### WHAT THE TASK REQUIRES:
Copy each entry below exactly as it reads.

+++++

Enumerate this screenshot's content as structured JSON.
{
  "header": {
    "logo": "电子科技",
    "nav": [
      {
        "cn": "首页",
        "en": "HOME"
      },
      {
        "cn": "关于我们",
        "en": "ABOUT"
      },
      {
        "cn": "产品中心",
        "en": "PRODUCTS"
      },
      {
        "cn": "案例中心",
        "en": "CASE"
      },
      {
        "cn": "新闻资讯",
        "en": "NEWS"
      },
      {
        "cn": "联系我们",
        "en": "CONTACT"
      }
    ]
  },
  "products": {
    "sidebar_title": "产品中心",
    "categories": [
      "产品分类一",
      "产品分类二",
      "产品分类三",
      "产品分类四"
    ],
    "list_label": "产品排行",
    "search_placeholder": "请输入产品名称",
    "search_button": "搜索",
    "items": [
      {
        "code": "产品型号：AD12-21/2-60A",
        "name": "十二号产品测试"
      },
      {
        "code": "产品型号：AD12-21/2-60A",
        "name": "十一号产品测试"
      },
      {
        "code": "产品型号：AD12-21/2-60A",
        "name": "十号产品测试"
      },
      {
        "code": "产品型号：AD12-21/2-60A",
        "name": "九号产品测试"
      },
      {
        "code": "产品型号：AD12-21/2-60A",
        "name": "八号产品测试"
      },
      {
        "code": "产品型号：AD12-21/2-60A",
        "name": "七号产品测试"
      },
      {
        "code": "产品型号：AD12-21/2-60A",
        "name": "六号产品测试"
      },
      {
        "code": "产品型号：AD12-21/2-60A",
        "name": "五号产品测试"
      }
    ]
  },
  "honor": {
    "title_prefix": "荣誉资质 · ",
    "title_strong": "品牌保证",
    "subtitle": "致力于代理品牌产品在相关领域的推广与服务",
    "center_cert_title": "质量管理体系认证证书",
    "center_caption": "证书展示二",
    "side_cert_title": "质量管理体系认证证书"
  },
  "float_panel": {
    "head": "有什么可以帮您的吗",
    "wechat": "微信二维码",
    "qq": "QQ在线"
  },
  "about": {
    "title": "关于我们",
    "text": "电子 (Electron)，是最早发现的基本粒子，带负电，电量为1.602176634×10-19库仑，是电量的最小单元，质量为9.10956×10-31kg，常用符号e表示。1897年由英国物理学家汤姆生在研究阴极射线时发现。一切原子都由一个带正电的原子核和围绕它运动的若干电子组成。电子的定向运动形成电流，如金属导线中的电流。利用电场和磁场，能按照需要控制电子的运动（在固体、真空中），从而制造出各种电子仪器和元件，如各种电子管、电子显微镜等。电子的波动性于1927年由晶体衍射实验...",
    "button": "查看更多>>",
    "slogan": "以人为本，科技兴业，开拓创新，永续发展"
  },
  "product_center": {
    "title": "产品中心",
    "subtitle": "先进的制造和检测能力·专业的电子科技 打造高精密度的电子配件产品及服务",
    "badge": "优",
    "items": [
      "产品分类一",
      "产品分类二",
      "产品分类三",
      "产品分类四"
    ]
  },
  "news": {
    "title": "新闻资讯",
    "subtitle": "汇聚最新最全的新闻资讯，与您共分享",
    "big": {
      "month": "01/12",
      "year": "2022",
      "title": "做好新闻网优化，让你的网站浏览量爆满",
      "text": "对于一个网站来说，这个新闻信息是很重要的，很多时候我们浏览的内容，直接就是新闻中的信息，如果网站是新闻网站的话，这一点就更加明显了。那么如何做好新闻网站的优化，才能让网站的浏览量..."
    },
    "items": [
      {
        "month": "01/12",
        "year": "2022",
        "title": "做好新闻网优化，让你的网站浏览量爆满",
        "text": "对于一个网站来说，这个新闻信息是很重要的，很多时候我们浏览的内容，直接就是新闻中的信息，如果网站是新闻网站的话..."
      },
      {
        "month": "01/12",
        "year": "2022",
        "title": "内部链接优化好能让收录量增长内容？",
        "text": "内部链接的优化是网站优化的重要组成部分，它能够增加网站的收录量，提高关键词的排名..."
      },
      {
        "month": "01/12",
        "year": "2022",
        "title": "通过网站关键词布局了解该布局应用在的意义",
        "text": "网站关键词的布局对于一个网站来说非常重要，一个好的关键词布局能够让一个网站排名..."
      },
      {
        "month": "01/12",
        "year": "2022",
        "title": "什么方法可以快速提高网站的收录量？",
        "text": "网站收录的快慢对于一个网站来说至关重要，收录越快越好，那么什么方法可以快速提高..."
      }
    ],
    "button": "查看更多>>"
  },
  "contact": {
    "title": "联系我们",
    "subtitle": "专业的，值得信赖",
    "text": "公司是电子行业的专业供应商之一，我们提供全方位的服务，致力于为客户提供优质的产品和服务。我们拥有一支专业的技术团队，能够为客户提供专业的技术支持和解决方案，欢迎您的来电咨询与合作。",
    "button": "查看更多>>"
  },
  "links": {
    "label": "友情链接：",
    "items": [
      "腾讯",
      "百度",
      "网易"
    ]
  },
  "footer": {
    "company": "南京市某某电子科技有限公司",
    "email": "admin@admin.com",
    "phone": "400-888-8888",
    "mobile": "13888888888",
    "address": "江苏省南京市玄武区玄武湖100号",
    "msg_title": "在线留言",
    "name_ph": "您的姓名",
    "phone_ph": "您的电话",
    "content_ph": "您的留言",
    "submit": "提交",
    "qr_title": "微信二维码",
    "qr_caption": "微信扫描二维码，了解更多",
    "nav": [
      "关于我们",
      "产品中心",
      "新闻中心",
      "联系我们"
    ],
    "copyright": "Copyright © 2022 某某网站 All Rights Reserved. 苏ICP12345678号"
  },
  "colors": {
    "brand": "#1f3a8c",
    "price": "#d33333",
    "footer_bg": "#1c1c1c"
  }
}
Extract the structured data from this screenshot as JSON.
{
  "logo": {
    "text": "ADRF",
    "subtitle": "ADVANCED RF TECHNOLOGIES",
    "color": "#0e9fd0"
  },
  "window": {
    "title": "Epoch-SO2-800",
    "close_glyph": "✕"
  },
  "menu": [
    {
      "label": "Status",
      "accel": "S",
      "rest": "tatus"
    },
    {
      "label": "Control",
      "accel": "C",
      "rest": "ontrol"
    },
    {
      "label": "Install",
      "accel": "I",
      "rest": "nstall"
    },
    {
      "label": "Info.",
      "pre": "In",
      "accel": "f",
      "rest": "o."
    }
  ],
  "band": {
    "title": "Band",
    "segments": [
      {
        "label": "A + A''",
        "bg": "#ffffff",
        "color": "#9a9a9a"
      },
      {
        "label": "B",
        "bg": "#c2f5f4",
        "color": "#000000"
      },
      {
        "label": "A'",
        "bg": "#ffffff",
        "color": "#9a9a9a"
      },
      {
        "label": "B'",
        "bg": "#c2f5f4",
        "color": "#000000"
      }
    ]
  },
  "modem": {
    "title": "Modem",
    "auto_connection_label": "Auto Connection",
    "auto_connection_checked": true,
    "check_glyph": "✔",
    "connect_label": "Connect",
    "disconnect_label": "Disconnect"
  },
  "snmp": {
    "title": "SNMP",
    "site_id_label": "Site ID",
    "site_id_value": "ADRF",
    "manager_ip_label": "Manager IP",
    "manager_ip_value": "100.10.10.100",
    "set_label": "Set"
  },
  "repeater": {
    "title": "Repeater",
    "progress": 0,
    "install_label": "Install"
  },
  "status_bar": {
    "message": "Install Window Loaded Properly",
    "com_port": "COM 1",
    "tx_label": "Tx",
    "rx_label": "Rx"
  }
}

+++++

### EXPECTED ANSWER:
Enumerate this screenshot's content as structured JSON.
{
  "header": {
    "logo": "电子科技",
    "nav": [
      {
        "cn": "首页",
        "en": "HOME"
      },
      {
        "cn": "关于我们",
        "en": "ABOUT"
      },
      {
        "cn": "产品中心",
        "en": "PRODUCTS"
      },
      {
        "cn": "案例中心",
        "en": "CASE"
      },
      {
        "cn": "新闻资讯",
        "en": "NEWS"
      },
      {
        "cn": "联系我们",
        "en": "CONTACT"
      }
    ]
  },
  "products": {
    "sidebar_title": "产品中心",
    "categories": [
      "产品分类一",
      "产品分类二",
      "产品分类三",
      "产品分类四"
    ],
    "list_label": "产品排行",
    "search_placeholder": "请输入产品名称",
    "search_button": "搜索",
    "items": [
      {
        "code": "产品型号：AD12-21/2-60A",
        "name": "十二号产品测试"
      },
      {
        "code": "产品型号：AD12-21/2-60A",
        "name": "十一号产品测试"
      },
      {
        "code": "产品型号：AD12-21/2-60A",
        "name": "十号产品测试"
      },
      {
        "code": "产品型号：AD12-21/2-60A",
        "name": "九号产品测试"
      },
      {
        "code": "产品型号：AD12-21/2-60A",
        "name": "八号产品测试"
      },
      {
        "code": "产品型号：AD12-21/2-60A",
        "name": "七号产品测试"
      },
      {
        "code": "产品型号：AD12-21/2-60A",
        "name": "六号产品测试"
      },
      {
        "code": "产品型号：AD12-21/2-60A",
        "name": "五号产品测试"
      }
    ]
  },
  "honor": {
    "title_prefix": "荣誉资质 · ",
    "title_strong": "品牌保证",
    "subtitle": "致力于代理品牌产品在相关领域的推广与服务",
    "center_cert_title": "质量管理体系认证证书",
    "center_caption": "证书展示二",
    "side_cert_title": "质量管理体系认证证书"
  },
  "float_panel": {
    "head": "有什么可以帮您的吗",
    "wechat": "微信二维码",
    "qq": "QQ在线"
  },
  "about": {
    "title": "关于我们",
    "text": "电子 (Electron)，是最早发现的基本粒子，带负电，电量为1.602176634×10-19库仑，是电量的最小单元，质量为9.10956×10-31kg，常用符号e表示。1897年由英国物理学家汤姆生在研究阴极射线时发现。一切原子都由一个带正电的原子核和围绕它运动的若干电子组成。电子的定向运动形成电流，如金属导线中的电流。利用电场和磁场，能按照需要控制电子的运动（在固体、真空中），从而制造出各种电子仪器和元件，如各种电子管、电子显微镜等。电子的波动性于1927年由晶体衍射实验...",
    "button": "查看更多>>",
    "slogan": "以人为本，科技兴业，开拓创新，永续发展"
  },
  "product_center": {
    "title": "产品中心",
    "subtitle": "先进的制造和检测能力·专业的电子科技 打造高精密度的电子配件产品及服务",
    "badge": "优",
    "items": [
      "产品分类一",
      "产品分类二",
      "产品分类三",
      "产品分类四"
    ]
  },
  "news": {
    "title": "新闻资讯",
    "subtitle": "汇聚最新最全的新闻资讯，与您共分享",
    "big": {
      "month": "01/12",
      "year": "2022",
      "title": "做好新闻网优化，让你的网站浏览量爆满",
      "text": "对于一个网站来说，这个新闻信息是很重要的，很多时候我们浏览的内容，直接就是新闻中的信息，如果网站是新闻网站的话，这一点就更加明显了。那么如何做好新闻网站的优化，才能让网站的浏览量..."
    },
    "items": [
      {
        "month": "01/12",
        "year": "2022",
        "title": "做好新闻网优化，让你的网站浏览量爆满",
        "text": "对于一个网站来说，这个新闻信息是很重要的，很多时候我们浏览的内容，直接就是新闻中的信息，如果网站是新闻网站的话..."
      },
      {
        "month": "01/12",
        "year": "2022",
        "title": "内部链接优化好能让收录量增长内容？",
        "text": "内部链接的优化是网站优化的重要组成部分，它能够增加网站的收录量，提高关键词的排名..."
      },
      {
        "month": "01/12",
        "year": "2022",
        "title": "通过网站关键词布局了解该布局应用在的意义",
        "text": "网站关键词的布局对于一个网站来说非常重要，一个好的关键词布局能够让一个网站排名..."
      },
      {
        "month": "01/12",
        "year": "2022",
        "title": "什么方法可以快速提高网站的收录量？",
        "text": "网站收录的快慢对于一个网站来说至关重要，收录越快越好，那么什么方法可以快速提高..."
      }
    ],
    "button": "查看更多>>"
  },
  "contact": {
    "title": "联系我们",
    "subtitle": "专业的，值得信赖",
    "text": "公司是电子行业的专业供应商之一，我们提供全方位的服务，致力于为客户提供优质的产品和服务。我们拥有一支专业的技术团队，能够为客户提供专业的技术支持和解决方案，欢迎您的来电咨询与合作。",
    "button": "查看更多>>"
  },
  "links": {
    "label": "友情链接：",
    "items": [
      "腾讯",
      "百度",
      "网易"
    ]
  },
  "footer": {
    "company": "南京市某某电子科技有限公司",
    "email": "admin@admin.com",
    "phone": "400-888-8888",
    "mobile": "13888888888",
    "address": "江苏省南京市玄武区玄武湖100号",
    "msg_title": "在线留言",
    "name_ph": "您的姓名",
    "phone_ph": "您的电话",
    "content_ph": "您的留言",
    "submit": "提交",
    "qr_title": "微信二维码",
    "qr_caption": "微信扫描二维码，了解更多",
    "nav": [
      "关于我们",
      "产品中心",
      "新闻中心",
      "联系我们"
    ],
    "copyright": "Copyright © 2022 某某网站 All Rights Reserved. 苏ICP12345678号"
  },
  "colors": {
    "brand": "#1f3a8c",
    "price": "#d33333",
    "footer_bg": "#1c1c1c"
  }
}
Extract the structured data from this screenshot as JSON.
{
  "logo": {
    "text": "ADRF",
    "subtitle": "ADVANCED RF TECHNOLOGIES",
    "color": "#0e9fd0"
  },
  "window": {
    "title": "Epoch-SO2-800",
    "close_glyph": "✕"
  },
  "menu": [
    {
      "label": "Status",
      "accel": "S",
      "rest": "tatus"
    },
    {
      "label": "Control",
      "accel": "C",
      "rest": "ontrol"
    },
    {
      "label": "Install",
      "accel": "I",
      "rest": "nstall"
    },
    {
      "label": "Info.",
      "pre": "In",
      "accel": "f",
      "rest": "o."
    }
  ],
  "band": {
    "title": "Band",
    "segments": [
      {
        "label": "A + A''",
        "bg": "#ffffff",
        "color": "#9a9a9a"
      },
      {
        "label": "B",
        "bg": "#c2f5f4",
        "color": "#000000"
      },
      {
        "label": "A'",
        "bg": "#ffffff",
        "color": "#9a9a9a"
      },
      {
        "label": "B'",
        "bg": "#c2f5f4",
        "color": "#000000"
      }
    ]
  },
  "modem": {
    "title": "Modem",
    "auto_connection_label": "Auto Connection",
    "auto_connection_checked": true,
    "check_glyph": "✔",
    "connect_label": "Connect",
    "disconnect_label": "Disconnect"
  },
  "snmp": {
    "title": "SNMP",
    "site_id_label": "Site ID",
    "site_id_value": "ADRF",
    "manager_ip_label": "Manager IP",
    "manager_ip_value": "100.10.10.100",
    "set_label": "Set"
  },
  "repeater": {
    "title": "Repeater",
    "progress": 0,
    "install_label": "Install"
  },
  "status_bar": {
    "message": "Install Window Loaded Properly",
    "com_port": "COM 1",
    "tx_label": "Tx",
    "rx_label": "Rx"
  }
}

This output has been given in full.